→ REQUIREMENT: Across all entries below, how many lines include "JSON"? Answer with the number alone.

Segment Open

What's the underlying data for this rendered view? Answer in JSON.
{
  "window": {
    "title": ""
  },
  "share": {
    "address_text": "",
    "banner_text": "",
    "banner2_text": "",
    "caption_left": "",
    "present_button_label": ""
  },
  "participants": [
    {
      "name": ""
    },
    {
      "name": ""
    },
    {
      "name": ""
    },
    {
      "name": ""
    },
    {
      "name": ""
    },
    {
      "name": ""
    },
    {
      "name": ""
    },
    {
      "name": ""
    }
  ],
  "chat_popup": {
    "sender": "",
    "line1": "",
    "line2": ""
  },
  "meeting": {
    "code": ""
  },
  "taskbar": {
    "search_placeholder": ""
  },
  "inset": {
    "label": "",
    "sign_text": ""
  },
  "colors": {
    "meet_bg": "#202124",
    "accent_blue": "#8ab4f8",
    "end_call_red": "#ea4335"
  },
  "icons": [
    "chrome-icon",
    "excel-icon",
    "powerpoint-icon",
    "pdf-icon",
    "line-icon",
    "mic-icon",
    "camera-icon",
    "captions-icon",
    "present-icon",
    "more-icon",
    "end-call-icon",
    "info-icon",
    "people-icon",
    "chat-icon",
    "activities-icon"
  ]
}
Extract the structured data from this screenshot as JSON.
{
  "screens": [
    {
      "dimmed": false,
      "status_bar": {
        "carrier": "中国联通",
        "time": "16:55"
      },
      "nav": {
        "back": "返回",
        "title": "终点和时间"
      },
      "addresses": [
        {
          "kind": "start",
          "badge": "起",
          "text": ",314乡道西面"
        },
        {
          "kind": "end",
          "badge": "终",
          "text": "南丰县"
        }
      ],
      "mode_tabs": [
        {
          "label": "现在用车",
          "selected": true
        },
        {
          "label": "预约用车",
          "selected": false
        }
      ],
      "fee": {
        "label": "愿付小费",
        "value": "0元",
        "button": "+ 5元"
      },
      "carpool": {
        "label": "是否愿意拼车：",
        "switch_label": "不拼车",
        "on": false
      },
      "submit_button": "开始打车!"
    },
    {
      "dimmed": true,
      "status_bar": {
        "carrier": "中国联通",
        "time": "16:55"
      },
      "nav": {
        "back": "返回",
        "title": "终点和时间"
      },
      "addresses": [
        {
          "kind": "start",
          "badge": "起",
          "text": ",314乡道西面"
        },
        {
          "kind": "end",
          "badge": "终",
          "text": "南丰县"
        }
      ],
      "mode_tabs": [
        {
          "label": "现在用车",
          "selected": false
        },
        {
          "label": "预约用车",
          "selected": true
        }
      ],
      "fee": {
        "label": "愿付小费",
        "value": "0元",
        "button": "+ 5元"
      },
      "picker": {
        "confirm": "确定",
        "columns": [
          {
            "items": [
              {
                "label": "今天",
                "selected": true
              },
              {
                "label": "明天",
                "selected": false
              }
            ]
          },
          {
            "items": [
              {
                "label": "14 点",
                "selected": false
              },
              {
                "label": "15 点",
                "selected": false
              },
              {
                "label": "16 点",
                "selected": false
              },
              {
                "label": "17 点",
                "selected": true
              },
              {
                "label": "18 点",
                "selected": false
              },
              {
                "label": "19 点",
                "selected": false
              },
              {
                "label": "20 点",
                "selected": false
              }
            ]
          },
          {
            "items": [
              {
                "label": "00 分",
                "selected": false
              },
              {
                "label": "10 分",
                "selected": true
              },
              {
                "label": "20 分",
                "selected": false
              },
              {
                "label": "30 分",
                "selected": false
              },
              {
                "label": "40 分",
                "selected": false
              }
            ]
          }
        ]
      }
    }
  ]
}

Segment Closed

→ RESULT OF THIS EXERCISE: 2